The lower house of the Russian parliament (known as the State Duma) just passed a bill that could change the way the internet works within the country. If it becomes a law, websites and apps will be required to store Russian citizens' personal data on servers within the Federation itself. In other words, Russians will only be able to use Facebook, Google, Twitter and most online services if these companies decide to build or rent infrastructure in the country for their sake. That's not all, though: Russian website Lenta also reports that these companies won't even be able to transmit data to the rest of the world from within the Federation without the government's consent.
We've yet to know the exact reasoning behind this bill -- it could be for the sake of national security, or it could be another attempt at controlling what people can access and say on the internet.

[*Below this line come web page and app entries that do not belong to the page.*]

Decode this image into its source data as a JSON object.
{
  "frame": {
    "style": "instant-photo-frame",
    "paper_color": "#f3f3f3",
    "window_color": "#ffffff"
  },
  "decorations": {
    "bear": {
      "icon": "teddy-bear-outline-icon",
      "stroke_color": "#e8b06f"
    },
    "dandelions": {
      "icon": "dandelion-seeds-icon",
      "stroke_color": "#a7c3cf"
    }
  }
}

A couple of months ago, the government started requiring bloggers to register their names and email addresses, and even adhere to a strict set of restrictions if their blogs get considerable traffic. President Putin has also amended Russia's anti-extremist law to include punishment for people who post what the government deems as extremist views on blogs, social media and other online means of communication.

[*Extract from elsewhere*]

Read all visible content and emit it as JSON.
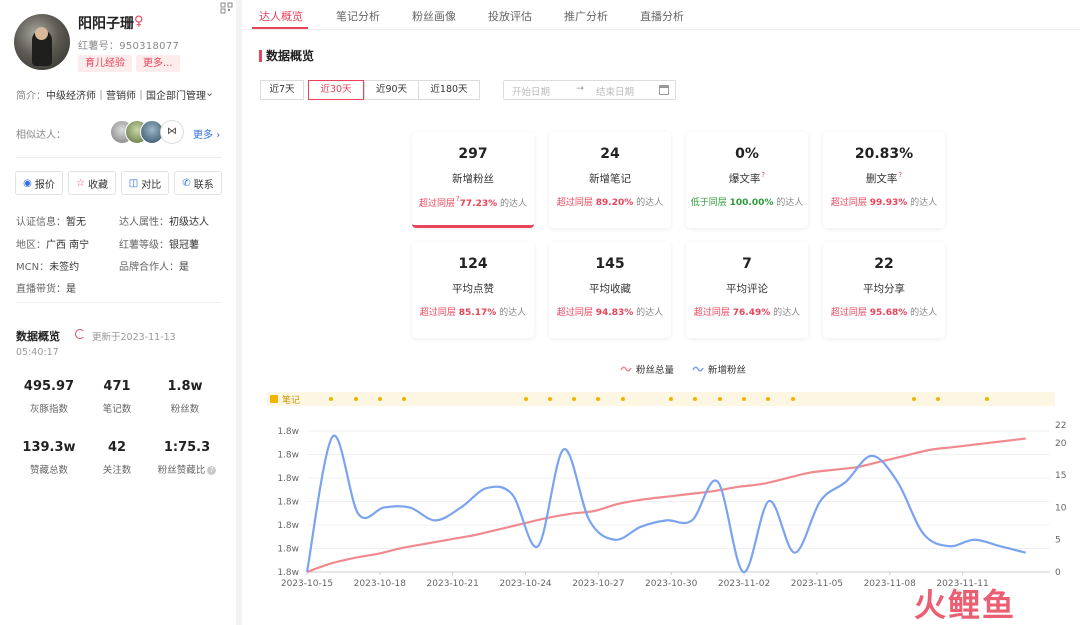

It could also be part of the country's efforts to ditch Western tech in favor of homegrown ones. Just this June, a Russian newspaper reported that government agencies and state-run companies will no longer purchase computers built around Intel or AMD processors. They'll be buying PCs that use a locally manufactured processor called "Baikal" instead.
Thankfully, online companies will have a bit of time to prepare, as the the bill still has to go through more stages before it becomes a law. In the event that it does pass, anyone who wants to continue operating within Russia will have to start migrating data before the law takes effect in September 2016.